*Exercise aim*. After going through the data, give the number of lines that contain the word "icon" as your sole answer.

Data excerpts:
——
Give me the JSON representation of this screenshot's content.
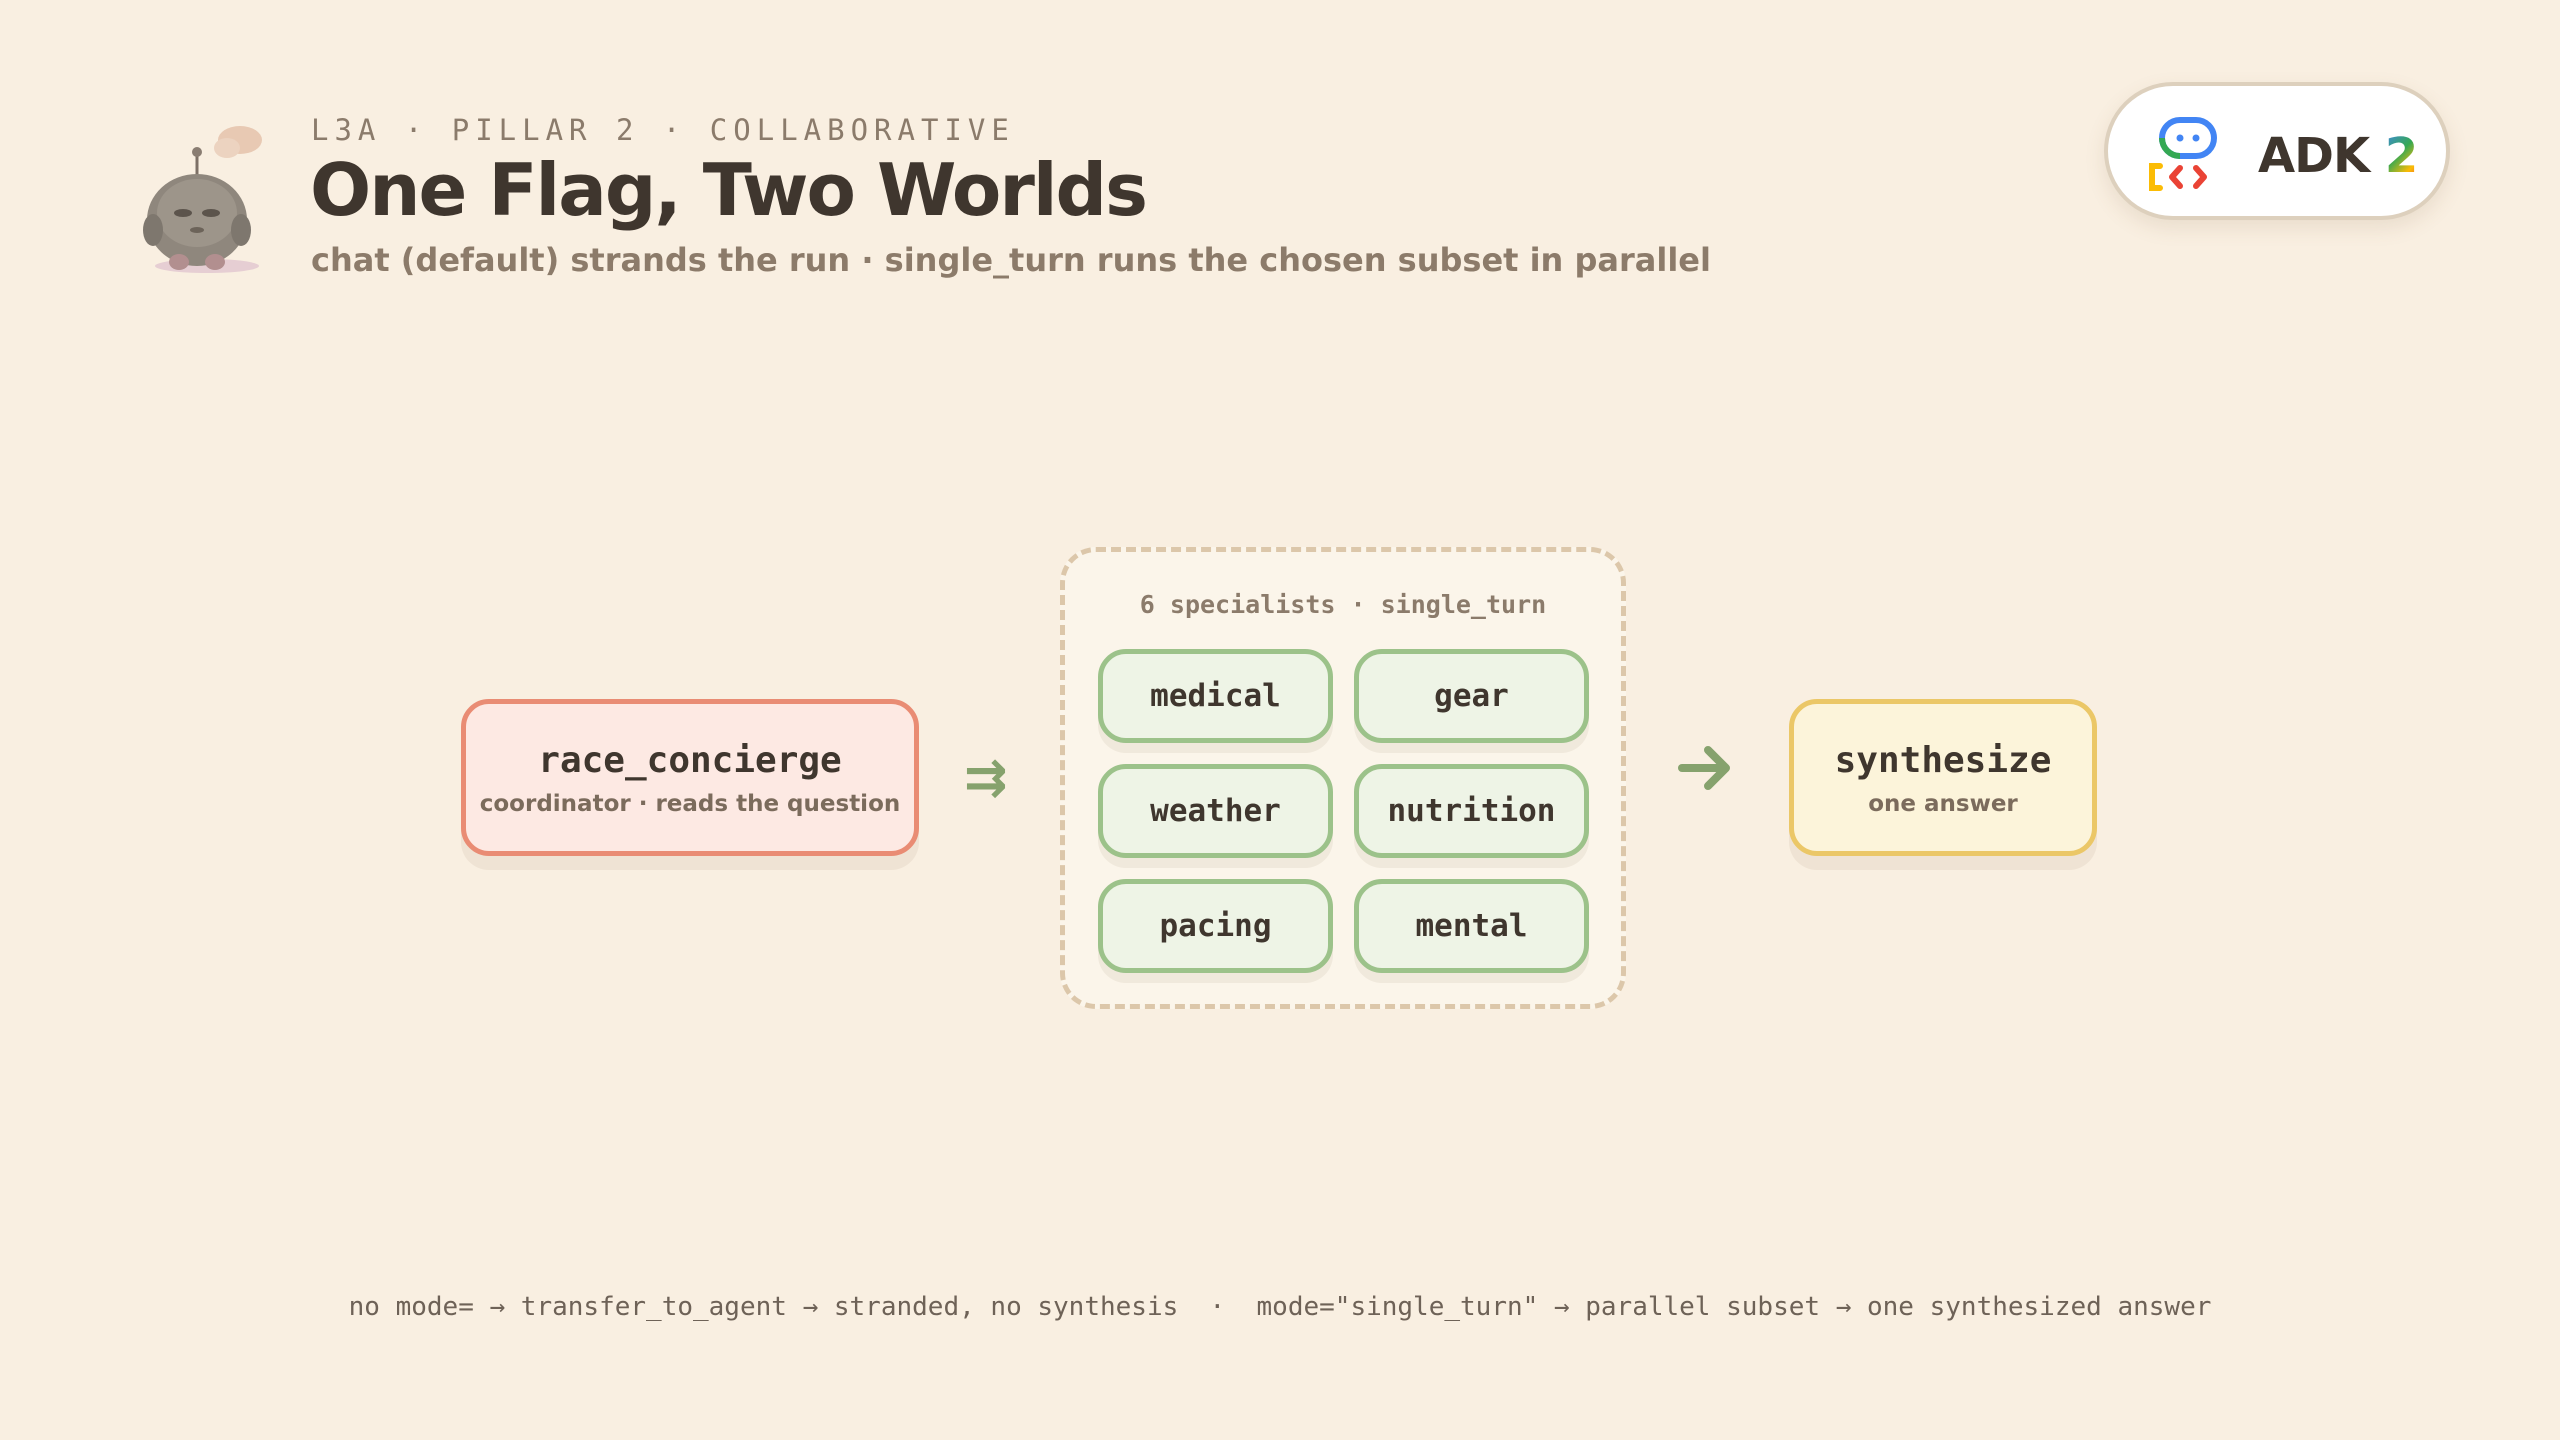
{
  "header": {
    "kicker": "L3A · PILLAR 2 · COLLABORATIVE",
    "title": "One Flag, Two Worlds",
    "subtitle": "chat (default) strands the run · single_turn runs the chosen subset in parallel",
    "mascot_icon": "robot-mascot-icon"
  },
  "badge": {
    "text": "ADK",
    "version": "2",
    "icon": "adk-logo-icon",
    "colors": [
      "#4285f4",
      "#34a853",
      "#fbbc05",
      "#ea4335"
    ]
  },
  "diagram": {
    "coordinator": {
      "name": "race_concierge",
      "description": "coordinator · reads the question",
      "color": "#e98c74"
    },
    "specialists": {
      "label": "6 specialists · single_turn",
      "items": [
        "medical",
        "gear",
        "weather",
        "nutrition",
        "pacing",
        "mental"
      ],
      "color": "#9cc28a"
    },
    "synthesizer": {
      "name": "synthesize",
      "description": "one answer",
      "color": "#ebc767"
    },
    "fan_out_arrow": "⇉",
    "merge_arrow_icon": "arrow-right-icon"
  },
  "footnote": "no mode= → transfer_to_agent → stranded, no synthesis  ·  mode=\"single_turn\" → parallel subset → one synthesized answer"
}
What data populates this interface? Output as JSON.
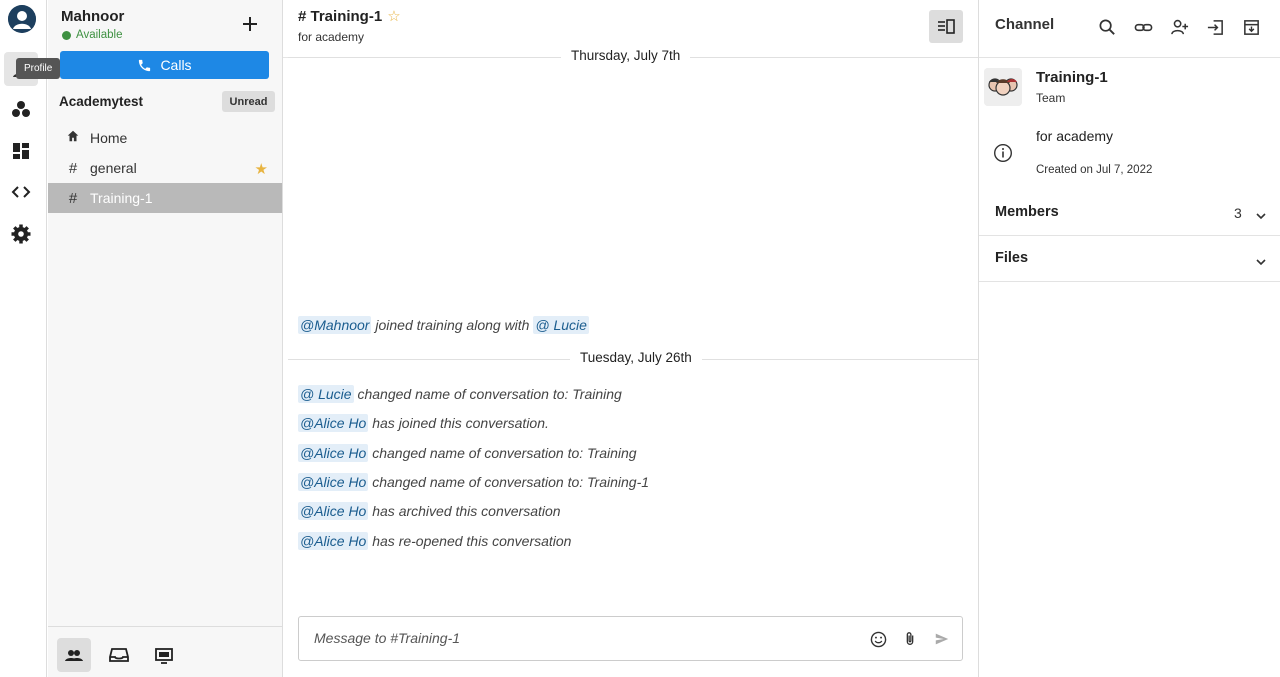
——
*Exercise response*. 3